* **Work instructions**
Return each entry unchanged.

* **Data provided**
□ □ □ □ □

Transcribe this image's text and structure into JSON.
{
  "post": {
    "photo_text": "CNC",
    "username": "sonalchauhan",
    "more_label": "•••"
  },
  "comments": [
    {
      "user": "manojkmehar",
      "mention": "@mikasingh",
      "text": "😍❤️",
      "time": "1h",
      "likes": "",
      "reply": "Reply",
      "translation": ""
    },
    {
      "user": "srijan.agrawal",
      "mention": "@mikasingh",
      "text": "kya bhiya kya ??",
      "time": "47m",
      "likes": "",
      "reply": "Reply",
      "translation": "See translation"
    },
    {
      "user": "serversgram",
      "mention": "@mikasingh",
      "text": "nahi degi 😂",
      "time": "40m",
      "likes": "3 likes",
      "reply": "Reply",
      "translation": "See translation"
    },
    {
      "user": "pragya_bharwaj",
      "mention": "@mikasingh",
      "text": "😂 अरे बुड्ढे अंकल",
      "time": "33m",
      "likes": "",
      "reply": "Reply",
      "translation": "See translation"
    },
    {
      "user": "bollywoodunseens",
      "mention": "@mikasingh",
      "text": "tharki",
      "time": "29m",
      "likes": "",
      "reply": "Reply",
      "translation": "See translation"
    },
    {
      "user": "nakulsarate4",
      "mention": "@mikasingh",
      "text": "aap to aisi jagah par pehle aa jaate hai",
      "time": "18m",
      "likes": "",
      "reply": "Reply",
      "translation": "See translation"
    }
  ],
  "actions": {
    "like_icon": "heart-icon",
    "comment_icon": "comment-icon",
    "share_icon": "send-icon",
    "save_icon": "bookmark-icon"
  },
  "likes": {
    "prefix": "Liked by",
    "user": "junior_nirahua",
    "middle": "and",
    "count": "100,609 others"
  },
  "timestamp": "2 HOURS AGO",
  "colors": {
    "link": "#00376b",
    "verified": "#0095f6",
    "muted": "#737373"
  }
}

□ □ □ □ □

* **Answer box**
Transcribe this image's text and structure into JSON.
{
  "post": {
    "photo_text": "CNC",
    "username": "sonalchauhan",
    "more_label": "•••"
  },
  "comments": [
    {
      "user": "manojkmehar",
      "mention": "@mikasingh",
      "text": "😍❤️",
      "time": "1h",
      "likes": "",
      "reply": "Reply",
      "translation": ""
    },
    {
      "user": "srijan.agrawal",
      "mention": "@mikasingh",
      "text": "kya bhiya kya ??",
      "time": "47m",
      "likes": "",
      "reply": "Reply",
      "translation": "See translation"
    },
    {
      "user": "serversgram",
      "mention": "@mikasingh",
      "text": "nahi degi 😂",
      "time": "40m",
      "likes": "3 likes",
      "reply": "Reply",
      "translation": "See translation"
    },
    {
      "user": "pragya_bharwaj",
      "mention": "@mikasingh",
      "text": "😂 अरे बुड्ढे अंकल",
      "time": "33m",
      "likes": "",
      "reply": "Reply",
      "translation": "See translation"
    },
    {
      "user": "bollywoodunseens",
      "mention": "@mikasingh",
      "text": "tharki",
      "time": "29m",
      "likes": "",
      "reply": "Reply",
      "translation": "See translation"
    },
    {
      "user": "nakulsarate4",
      "mention": "@mikasingh",
      "text": "aap to aisi jagah par pehle aa jaate hai",
      "time": "18m",
      "likes": "",
      "reply": "Reply",
      "translation": "See translation"
    }
  ],
  "actions": {
    "like_icon": "heart-icon",
    "comment_icon": "comment-icon",
    "share_icon": "send-icon",
    "save_icon": "bookmark-icon"
  },
  "likes": {
    "prefix": "Liked by",
    "user": "junior_nirahua",
    "middle": "and",
    "count": "100,609 others"
  },
  "timestamp": "2 HOURS AGO",
  "colors": {
    "link": "#00376b",
    "verified": "#0095f6",
    "muted": "#737373"
  }
}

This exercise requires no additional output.